ABOUT THIS TASK -> The records that follow are to be repeated exactly, in full.

#####

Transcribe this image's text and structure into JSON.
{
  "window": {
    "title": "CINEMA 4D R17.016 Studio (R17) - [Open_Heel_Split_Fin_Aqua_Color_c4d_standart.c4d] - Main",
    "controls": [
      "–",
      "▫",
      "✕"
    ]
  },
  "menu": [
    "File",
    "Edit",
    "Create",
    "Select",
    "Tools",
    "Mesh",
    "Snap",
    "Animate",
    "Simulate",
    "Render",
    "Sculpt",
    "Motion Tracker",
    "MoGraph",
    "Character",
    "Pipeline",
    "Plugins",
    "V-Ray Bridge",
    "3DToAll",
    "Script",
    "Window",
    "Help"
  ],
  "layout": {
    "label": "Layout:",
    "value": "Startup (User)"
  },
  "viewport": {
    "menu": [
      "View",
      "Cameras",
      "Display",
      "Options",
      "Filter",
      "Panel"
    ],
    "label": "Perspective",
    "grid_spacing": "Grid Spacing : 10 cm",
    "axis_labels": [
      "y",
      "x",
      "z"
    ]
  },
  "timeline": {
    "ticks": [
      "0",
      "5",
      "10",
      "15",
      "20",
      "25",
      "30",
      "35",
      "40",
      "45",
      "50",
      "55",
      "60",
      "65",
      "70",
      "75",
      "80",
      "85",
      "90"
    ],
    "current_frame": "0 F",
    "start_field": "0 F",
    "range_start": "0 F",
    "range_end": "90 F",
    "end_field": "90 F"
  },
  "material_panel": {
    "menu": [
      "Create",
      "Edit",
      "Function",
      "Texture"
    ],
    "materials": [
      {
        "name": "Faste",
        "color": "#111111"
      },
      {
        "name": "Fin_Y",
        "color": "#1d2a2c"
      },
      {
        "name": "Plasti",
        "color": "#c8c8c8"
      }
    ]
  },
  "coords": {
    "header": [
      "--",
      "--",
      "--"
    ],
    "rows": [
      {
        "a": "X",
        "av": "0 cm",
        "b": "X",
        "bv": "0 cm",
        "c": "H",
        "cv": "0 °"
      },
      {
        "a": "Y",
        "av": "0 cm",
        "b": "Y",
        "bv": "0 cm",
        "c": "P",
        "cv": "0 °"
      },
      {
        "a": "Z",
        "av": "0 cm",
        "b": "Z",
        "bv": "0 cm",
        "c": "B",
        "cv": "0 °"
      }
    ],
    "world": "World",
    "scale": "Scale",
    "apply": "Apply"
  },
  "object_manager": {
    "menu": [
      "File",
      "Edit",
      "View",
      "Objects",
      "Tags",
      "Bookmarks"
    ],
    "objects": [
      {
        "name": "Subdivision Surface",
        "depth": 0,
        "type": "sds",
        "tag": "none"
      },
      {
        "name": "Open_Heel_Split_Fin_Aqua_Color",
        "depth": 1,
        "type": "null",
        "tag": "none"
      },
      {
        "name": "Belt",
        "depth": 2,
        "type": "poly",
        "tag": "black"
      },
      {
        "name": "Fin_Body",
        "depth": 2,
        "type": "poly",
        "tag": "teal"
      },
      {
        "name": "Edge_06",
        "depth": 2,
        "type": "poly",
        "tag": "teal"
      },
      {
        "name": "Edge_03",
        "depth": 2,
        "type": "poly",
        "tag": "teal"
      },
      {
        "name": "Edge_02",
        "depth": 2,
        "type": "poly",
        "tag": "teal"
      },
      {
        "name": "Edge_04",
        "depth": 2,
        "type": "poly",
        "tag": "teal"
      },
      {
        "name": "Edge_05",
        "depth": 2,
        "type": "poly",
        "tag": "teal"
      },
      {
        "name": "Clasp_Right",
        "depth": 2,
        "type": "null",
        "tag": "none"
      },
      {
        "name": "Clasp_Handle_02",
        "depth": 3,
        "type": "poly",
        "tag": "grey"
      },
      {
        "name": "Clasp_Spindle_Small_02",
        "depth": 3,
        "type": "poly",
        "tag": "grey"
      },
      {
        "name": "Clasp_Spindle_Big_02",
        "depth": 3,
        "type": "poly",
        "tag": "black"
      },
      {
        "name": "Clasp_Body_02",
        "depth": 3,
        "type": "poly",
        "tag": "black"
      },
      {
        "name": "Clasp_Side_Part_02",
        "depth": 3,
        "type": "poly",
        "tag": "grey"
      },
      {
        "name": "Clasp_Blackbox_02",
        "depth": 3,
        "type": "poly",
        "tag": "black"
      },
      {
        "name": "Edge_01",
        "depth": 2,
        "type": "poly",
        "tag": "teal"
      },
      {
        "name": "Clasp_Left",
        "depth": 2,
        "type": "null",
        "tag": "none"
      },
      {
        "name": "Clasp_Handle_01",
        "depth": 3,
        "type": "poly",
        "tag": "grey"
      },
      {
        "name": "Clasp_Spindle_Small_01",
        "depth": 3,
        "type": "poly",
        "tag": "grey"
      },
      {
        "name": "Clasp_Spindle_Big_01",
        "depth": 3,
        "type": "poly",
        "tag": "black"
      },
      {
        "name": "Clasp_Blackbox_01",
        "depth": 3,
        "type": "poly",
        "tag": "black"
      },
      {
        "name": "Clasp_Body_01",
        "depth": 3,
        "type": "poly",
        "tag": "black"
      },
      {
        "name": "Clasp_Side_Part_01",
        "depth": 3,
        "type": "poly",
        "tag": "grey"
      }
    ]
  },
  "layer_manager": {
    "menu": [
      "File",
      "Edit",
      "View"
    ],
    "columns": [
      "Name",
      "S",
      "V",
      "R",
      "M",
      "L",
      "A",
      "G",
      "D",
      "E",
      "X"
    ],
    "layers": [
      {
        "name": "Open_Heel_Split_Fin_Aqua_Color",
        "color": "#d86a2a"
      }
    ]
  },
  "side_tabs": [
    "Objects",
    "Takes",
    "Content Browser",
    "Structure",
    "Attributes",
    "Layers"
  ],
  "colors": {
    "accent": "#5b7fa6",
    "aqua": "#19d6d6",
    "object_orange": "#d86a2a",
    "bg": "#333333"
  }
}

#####

THE COMPLETED TASK ->
Transcribe this image's text and structure into JSON.
{
  "window": {
    "title": "CINEMA 4D R17.016 Studio (R17) - [Open_Heel_Split_Fin_Aqua_Color_c4d_standart.c4d] - Main",
    "controls": [
      "–",
      "▫",
      "✕"
    ]
  },
  "menu": [
    "File",
    "Edit",
    "Create",
    "Select",
    "Tools",
    "Mesh",
    "Snap",
    "Animate",
    "Simulate",
    "Render",
    "Sculpt",
    "Motion Tracker",
    "MoGraph",
    "Character",
    "Pipeline",
    "Plugins",
    "V-Ray Bridge",
    "3DToAll",
    "Script",
    "Window",
    "Help"
  ],
  "layout": {
    "label": "Layout:",
    "value": "Startup (User)"
  },
  "viewport": {
    "menu": [
      "View",
      "Cameras",
      "Display",
      "Options",
      "Filter",
      "Panel"
    ],
    "label": "Perspective",
    "grid_spacing": "Grid Spacing : 10 cm",
    "axis_labels": [
      "y",
      "x",
      "z"
    ]
  },
  "timeline": {
    "ticks": [
      "0",
      "5",
      "10",
      "15",
      "20",
      "25",
      "30",
      "35",
      "40",
      "45",
      "50",
      "55",
      "60",
      "65",
      "70",
      "75",
      "80",
      "85",
      "90"
    ],
    "current_frame": "0 F",
    "start_field": "0 F",
    "range_start": "0 F",
    "range_end": "90 F",
    "end_field": "90 F"
  },
  "material_panel": {
    "menu": [
      "Create",
      "Edit",
      "Function",
      "Texture"
    ],
    "materials": [
      {
        "name": "Faste",
        "color": "#111111"
      },
      {
        "name": "Fin_Y",
        "color": "#1d2a2c"
      },
      {
        "name": "Plasti",
        "color": "#c8c8c8"
      }
    ]
  },
  "coords": {
    "header": [
      "--",
      "--",
      "--"
    ],
    "rows": [
      {
        "a": "X",
        "av": "0 cm",
        "b": "X",
        "bv": "0 cm",
        "c": "H",
        "cv": "0 °"
      },
      {
        "a": "Y",
        "av": "0 cm",
        "b": "Y",
        "bv": "0 cm",
        "c": "P",
        "cv": "0 °"
      },
      {
        "a": "Z",
        "av": "0 cm",
        "b": "Z",
        "bv": "0 cm",
        "c": "B",
        "cv": "0 °"
      }
    ],
    "world": "World",
    "scale": "Scale",
    "apply": "Apply"
  },
  "object_manager": {
    "menu": [
      "File",
      "Edit",
      "View",
      "Objects",
      "Tags",
      "Bookmarks"
    ],
    "objects": [
      {
        "name": "Subdivision Surface",
        "depth": 0,
        "type": "sds",
        "tag": "none"
      },
      {
        "name": "Open_Heel_Split_Fin_Aqua_Color",
        "depth": 1,
        "type": "null",
        "tag": "none"
      },
      {
        "name": "Belt",
        "depth": 2,
        "type": "poly",
        "tag": "black"
      },
      {
        "name": "Fin_Body",
        "depth": 2,
        "type": "poly",
        "tag": "teal"
      },
      {
        "name": "Edge_06",
        "depth": 2,
        "type": "poly",
        "tag": "teal"
      },
      {
        "name": "Edge_03",
        "depth": 2,
        "type": "poly",
        "tag": "teal"
      },
      {
        "name": "Edge_02",
        "depth": 2,
        "type": "poly",
        "tag": "teal"
      },
      {
        "name": "Edge_04",
        "depth": 2,
        "type": "poly",
        "tag": "teal"
      },
      {
        "name": "Edge_05",
        "depth": 2,
        "type": "poly",
        "tag": "teal"
      },
      {
        "name": "Clasp_Right",
        "depth": 2,
        "type": "null",
        "tag": "none"
      },
      {
        "name": "Clasp_Handle_02",
        "depth": 3,
        "type": "poly",
        "tag": "grey"
      },
      {
        "name": "Clasp_Spindle_Small_02",
        "depth": 3,
        "type": "poly",
        "tag": "grey"
      },
      {
        "name": "Clasp_Spindle_Big_02",
        "depth": 3,
        "type": "poly",
        "tag": "black"
      },
      {
        "name": "Clasp_Body_02",
        "depth": 3,
        "type": "poly",
        "tag": "black"
      },
      {
        "name": "Clasp_Side_Part_02",
        "depth": 3,
        "type": "poly",
        "tag": "grey"
      },
      {
        "name": "Clasp_Blackbox_02",
        "depth": 3,
        "type": "poly",
        "tag": "black"
      },
      {
        "name": "Edge_01",
        "depth": 2,
        "type": "poly",
        "tag": "teal"
      },
      {
        "name": "Clasp_Left",
        "depth": 2,
        "type": "null",
        "tag": "none"
      },
      {
        "name": "Clasp_Handle_01",
        "depth": 3,
        "type": "poly",
        "tag": "grey"
      },
      {
        "name": "Clasp_Spindle_Small_01",
        "depth": 3,
        "type": "poly",
        "tag": "grey"
      },
      {
        "name": "Clasp_Spindle_Big_01",
        "depth": 3,
        "type": "poly",
        "tag": "black"
      },
      {
        "name": "Clasp_Blackbox_01",
        "depth": 3,
        "type": "poly",
        "tag": "black"
      },
      {
        "name": "Clasp_Body_01",
        "depth": 3,
        "type": "poly",
        "tag": "black"
      },
      {
        "name": "Clasp_Side_Part_01",
        "depth": 3,
        "type": "poly",
        "tag": "grey"
      }
    ]
  },
  "layer_manager": {
    "menu": [
      "File",
      "Edit",
      "View"
    ],
    "columns": [
      "Name",
      "S",
      "V",
      "R",
      "M",
      "L",
      "A",
      "G",
      "D",
      "E",
      "X"
    ],
    "layers": [
      {
        "name": "Open_Heel_Split_Fin_Aqua_Color",
        "color": "#d86a2a"
      }
    ]
  },
  "side_tabs": [
    "Objects",
    "Takes",
    "Content Browser",
    "Structure",
    "Attributes",
    "Layers"
  ],
  "colors": {
    "accent": "#5b7fa6",
    "aqua": "#19d6d6",
    "object_orange": "#d86a2a",
    "bg": "#333333"
  }
}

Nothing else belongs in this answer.